╭──

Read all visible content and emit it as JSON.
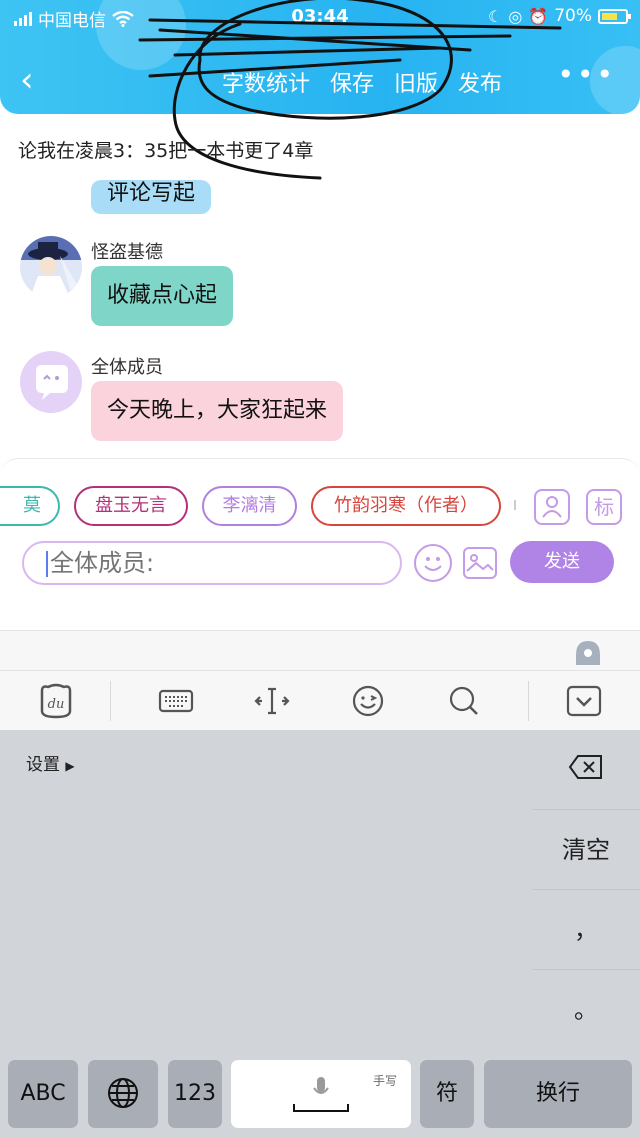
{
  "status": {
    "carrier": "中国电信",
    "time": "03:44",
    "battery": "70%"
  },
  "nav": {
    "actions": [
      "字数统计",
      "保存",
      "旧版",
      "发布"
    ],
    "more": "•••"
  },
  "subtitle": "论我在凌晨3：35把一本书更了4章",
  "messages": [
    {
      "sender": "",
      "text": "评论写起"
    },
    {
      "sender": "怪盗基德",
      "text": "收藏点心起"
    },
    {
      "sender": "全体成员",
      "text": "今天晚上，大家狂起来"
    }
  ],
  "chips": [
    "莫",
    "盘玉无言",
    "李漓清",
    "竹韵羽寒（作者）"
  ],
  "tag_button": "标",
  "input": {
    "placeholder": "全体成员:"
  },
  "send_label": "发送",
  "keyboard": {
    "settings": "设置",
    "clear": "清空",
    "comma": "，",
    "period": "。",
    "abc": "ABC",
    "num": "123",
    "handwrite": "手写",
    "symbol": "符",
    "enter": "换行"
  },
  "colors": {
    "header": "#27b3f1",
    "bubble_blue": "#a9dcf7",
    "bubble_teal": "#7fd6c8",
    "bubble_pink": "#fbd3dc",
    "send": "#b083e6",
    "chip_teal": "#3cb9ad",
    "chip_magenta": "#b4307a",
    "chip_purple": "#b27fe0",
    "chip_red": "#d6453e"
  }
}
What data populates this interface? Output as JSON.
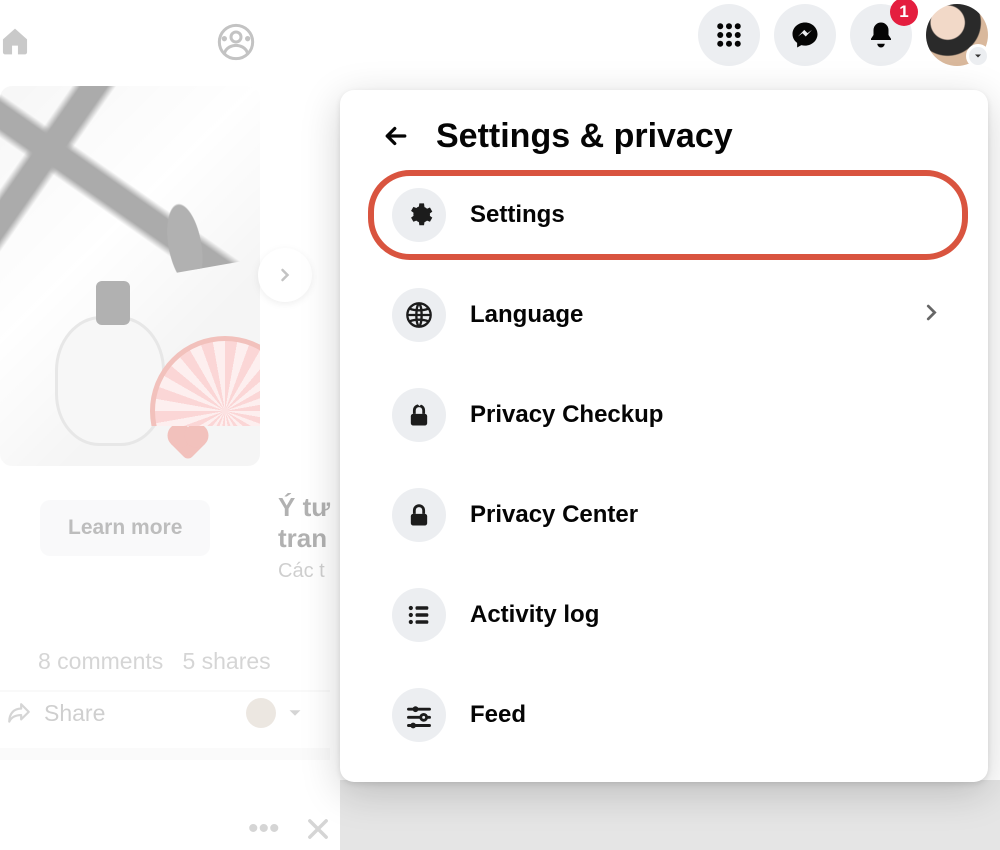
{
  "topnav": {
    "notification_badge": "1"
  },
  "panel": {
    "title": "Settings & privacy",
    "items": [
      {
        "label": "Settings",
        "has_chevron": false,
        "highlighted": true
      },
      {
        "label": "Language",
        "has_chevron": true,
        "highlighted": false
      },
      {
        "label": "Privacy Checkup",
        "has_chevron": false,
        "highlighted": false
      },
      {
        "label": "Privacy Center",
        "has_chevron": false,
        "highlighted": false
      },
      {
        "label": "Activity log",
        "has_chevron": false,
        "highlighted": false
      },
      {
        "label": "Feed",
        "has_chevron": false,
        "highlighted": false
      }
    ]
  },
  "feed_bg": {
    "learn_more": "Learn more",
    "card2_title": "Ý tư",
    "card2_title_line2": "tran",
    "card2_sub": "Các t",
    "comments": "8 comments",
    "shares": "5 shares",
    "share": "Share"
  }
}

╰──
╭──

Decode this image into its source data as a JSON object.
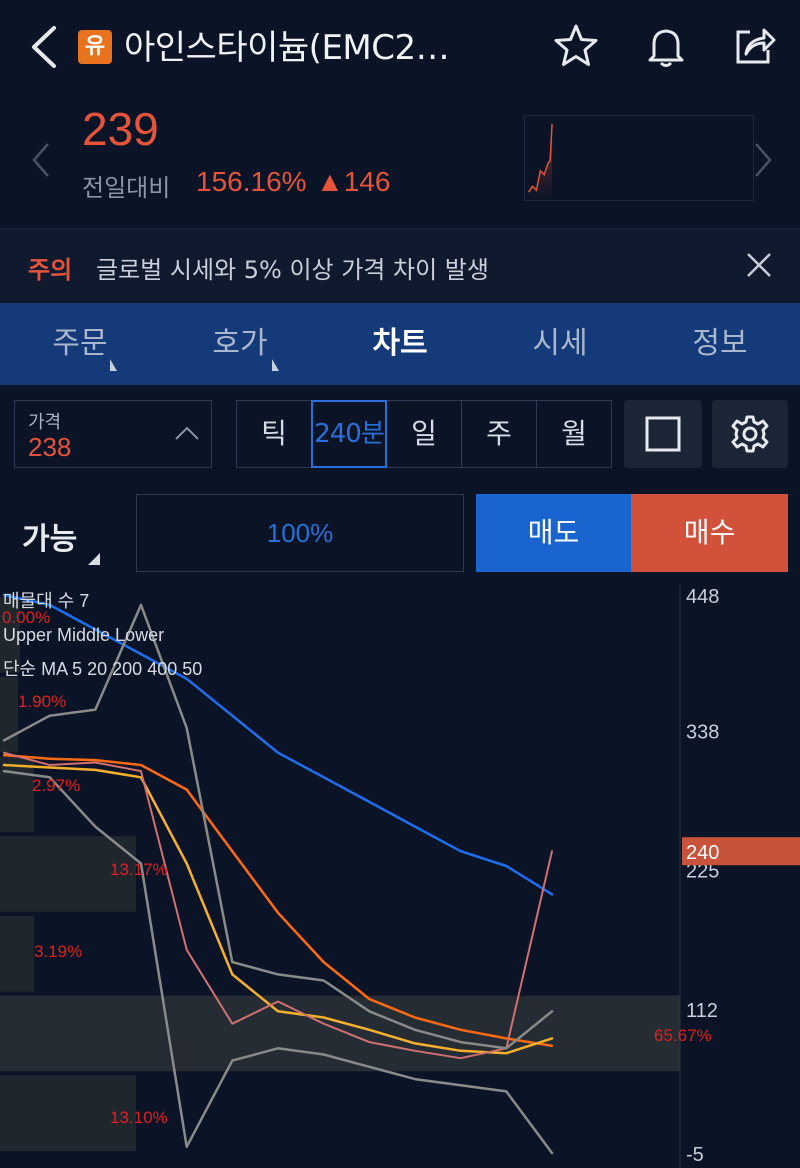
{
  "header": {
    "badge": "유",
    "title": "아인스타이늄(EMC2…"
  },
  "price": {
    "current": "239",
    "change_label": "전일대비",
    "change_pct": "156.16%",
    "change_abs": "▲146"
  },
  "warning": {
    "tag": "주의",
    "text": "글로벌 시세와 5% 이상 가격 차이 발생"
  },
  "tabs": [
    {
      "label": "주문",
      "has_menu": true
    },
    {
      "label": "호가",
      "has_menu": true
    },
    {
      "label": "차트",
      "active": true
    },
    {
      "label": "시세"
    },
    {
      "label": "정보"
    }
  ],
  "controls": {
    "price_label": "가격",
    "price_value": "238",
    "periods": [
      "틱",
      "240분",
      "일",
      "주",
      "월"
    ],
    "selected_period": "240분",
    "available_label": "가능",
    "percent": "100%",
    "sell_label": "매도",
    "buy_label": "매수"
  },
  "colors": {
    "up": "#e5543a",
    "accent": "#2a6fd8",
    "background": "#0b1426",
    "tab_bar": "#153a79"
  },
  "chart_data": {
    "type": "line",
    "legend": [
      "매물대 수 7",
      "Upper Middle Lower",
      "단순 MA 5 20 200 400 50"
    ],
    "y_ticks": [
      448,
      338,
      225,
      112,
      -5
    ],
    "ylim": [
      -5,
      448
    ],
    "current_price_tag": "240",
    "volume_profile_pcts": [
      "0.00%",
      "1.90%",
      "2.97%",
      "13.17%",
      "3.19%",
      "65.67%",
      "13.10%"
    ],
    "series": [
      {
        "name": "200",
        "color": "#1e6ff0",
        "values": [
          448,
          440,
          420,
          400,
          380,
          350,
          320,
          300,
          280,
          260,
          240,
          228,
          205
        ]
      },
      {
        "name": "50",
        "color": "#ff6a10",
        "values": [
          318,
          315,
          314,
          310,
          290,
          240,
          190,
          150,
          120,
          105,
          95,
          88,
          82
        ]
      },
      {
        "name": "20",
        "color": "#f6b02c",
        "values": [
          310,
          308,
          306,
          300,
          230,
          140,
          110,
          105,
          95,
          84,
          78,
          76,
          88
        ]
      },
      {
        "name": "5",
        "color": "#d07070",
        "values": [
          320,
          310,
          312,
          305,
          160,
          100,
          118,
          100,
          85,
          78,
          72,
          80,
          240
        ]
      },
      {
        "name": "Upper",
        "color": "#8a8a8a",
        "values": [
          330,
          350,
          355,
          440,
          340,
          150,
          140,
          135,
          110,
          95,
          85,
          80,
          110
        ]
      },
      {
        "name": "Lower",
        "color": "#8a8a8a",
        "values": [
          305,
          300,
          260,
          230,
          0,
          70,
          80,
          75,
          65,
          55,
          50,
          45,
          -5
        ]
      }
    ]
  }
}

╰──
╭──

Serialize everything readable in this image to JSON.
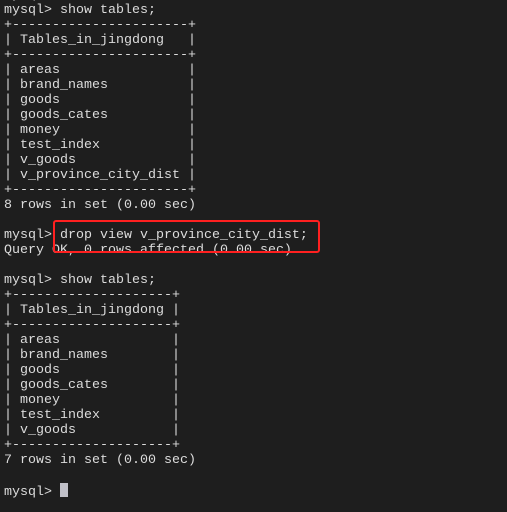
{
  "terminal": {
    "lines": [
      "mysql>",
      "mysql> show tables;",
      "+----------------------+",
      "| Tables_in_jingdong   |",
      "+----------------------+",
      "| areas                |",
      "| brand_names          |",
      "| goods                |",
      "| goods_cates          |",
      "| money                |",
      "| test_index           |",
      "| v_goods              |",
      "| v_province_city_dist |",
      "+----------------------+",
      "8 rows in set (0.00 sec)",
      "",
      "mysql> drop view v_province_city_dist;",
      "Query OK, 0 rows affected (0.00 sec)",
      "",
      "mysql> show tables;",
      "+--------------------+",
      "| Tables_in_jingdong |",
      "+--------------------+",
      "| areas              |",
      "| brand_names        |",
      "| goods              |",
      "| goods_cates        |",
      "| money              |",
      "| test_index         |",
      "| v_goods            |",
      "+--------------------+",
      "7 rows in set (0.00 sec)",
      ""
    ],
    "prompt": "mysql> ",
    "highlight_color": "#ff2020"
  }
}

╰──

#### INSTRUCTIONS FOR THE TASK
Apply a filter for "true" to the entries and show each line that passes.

#### ANSWER SECTION
        "highlighted": true
        "has_chevron": true,
      "has_menu": true
      "has_menu": true
      "active": true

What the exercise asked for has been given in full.